Top of Dataset
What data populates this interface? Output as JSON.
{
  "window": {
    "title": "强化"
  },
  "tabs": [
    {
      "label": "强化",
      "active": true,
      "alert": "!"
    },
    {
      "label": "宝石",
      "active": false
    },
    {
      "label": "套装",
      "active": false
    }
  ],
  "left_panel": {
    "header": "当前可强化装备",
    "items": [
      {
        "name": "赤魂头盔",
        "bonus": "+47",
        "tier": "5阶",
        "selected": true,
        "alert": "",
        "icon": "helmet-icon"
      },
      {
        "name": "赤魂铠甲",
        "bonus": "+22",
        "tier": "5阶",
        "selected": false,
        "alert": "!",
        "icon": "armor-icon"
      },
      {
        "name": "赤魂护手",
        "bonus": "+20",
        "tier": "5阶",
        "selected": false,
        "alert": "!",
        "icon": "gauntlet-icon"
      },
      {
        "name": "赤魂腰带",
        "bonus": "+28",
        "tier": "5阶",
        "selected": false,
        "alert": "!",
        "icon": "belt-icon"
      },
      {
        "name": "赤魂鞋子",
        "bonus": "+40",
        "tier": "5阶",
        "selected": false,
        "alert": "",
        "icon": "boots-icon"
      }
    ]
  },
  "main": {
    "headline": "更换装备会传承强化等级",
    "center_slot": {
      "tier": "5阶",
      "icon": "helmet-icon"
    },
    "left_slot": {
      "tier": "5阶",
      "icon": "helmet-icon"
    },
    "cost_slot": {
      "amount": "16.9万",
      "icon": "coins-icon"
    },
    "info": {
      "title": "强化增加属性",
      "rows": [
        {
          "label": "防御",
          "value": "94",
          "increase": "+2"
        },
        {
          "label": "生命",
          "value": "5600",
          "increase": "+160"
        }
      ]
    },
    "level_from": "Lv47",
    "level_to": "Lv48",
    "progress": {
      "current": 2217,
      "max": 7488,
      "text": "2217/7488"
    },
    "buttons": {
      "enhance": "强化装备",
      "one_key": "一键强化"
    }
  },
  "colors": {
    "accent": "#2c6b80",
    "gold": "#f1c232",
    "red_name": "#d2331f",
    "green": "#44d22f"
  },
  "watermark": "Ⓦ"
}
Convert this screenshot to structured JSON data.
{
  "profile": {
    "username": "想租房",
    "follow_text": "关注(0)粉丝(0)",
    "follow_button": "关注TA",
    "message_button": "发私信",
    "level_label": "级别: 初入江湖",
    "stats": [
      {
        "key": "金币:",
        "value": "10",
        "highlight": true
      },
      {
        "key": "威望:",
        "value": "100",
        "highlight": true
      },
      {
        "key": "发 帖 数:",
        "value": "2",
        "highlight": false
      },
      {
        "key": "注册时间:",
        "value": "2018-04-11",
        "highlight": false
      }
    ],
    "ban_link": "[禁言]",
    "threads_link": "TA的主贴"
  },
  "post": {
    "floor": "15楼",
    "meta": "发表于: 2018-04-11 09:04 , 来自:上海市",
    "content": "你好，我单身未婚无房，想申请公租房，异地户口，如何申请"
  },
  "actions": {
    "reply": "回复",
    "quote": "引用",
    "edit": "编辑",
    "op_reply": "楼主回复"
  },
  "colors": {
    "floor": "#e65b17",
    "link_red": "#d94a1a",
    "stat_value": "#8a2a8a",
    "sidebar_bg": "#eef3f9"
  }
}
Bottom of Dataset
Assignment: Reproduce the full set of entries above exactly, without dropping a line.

Output of the task:
What data populates this interface? Output as JSON.
{
  "window": {
    "title": "强化"
  },
  "tabs": [
    {
      "label": "强化",
      "active": true,
      "alert": "!"
    },
    {
      "label": "宝石",
      "active": false
    },
    {
      "label": "套装",
      "active": false
    }
  ],
  "left_panel": {
    "header": "当前可强化装备",
    "items": [
      {
        "name": "赤魂头盔",
        "bonus": "+47",
        "tier": "5阶",
        "selected": true,
        "alert": "",
        "icon": "helmet-icon"
      },
      {
        "name": "赤魂铠甲",
        "bonus": "+22",
        "tier": "5阶",
        "selected": false,
        "alert": "!",
        "icon": "armor-icon"
      },
      {
        "name": "赤魂护手",
        "bonus": "+20",
        "tier": "5阶",
        "selected": false,
        "alert": "!",
        "icon": "gauntlet-icon"
      },
      {
        "name": "赤魂腰带",
        "bonus": "+28",
        "tier": "5阶",
        "selected": false,
        "alert": "!",
        "icon": "belt-icon"
      },
      {
        "name": "赤魂鞋子",
        "bonus": "+40",
        "tier": "5阶",
        "selected": false,
        "alert": "",
        "icon": "boots-icon"
      }
    ]
  },
  "main": {
    "headline": "更换装备会传承强化等级",
    "center_slot": {
      "tier": "5阶",
      "icon": "helmet-icon"
    },
    "left_slot": {
      "tier": "5阶",
      "icon": "helmet-icon"
    },
    "cost_slot": {
      "amount": "16.9万",
      "icon": "coins-icon"
    },
    "info": {
      "title": "强化增加属性",
      "rows": [
        {
          "label": "防御",
          "value": "94",
          "increase": "+2"
        },
        {
          "label": "生命",
          "value": "5600",
          "increase": "+160"
        }
      ]
    },
    "level_from": "Lv47",
    "level_to": "Lv48",
    "progress": {
      "current": 2217,
      "max": 7488,
      "text": "2217/7488"
    },
    "buttons": {
      "enhance": "强化装备",
      "one_key": "一键强化"
    }
  },
  "colors": {
    "accent": "#2c6b80",
    "gold": "#f1c232",
    "red_name": "#d2331f",
    "green": "#44d22f"
  },
  "watermark": "Ⓦ"
}
Convert this screenshot to structured JSON data.
{
  "profile": {
    "username": "想租房",
    "follow_text": "关注(0)粉丝(0)",
    "follow_button": "关注TA",
    "message_button": "发私信",
    "level_label": "级别: 初入江湖",
    "stats": [
      {
        "key": "金币:",
        "value": "10",
        "highlight": true
      },
      {
        "key": "威望:",
        "value": "100",
        "highlight": true
      },
      {
        "key": "发 帖 数:",
        "value": "2",
        "highlight": false
      },
      {
        "key": "注册时间:",
        "value": "2018-04-11",
        "highlight": false
      }
    ],
    "ban_link": "[禁言]",
    "threads_link": "TA的主贴"
  },
  "post": {
    "floor": "15楼",
    "meta": "发表于: 2018-04-11 09:04 , 来自:上海市",
    "content": "你好，我单身未婚无房，想申请公租房，异地户口，如何申请"
  },
  "actions": {
    "reply": "回复",
    "quote": "引用",
    "edit": "编辑",
    "op_reply": "楼主回复"
  },
  "colors": {
    "floor": "#e65b17",
    "link_red": "#d94a1a",
    "stat_value": "#8a2a8a",
    "sidebar_bg": "#eef3f9"
  }
}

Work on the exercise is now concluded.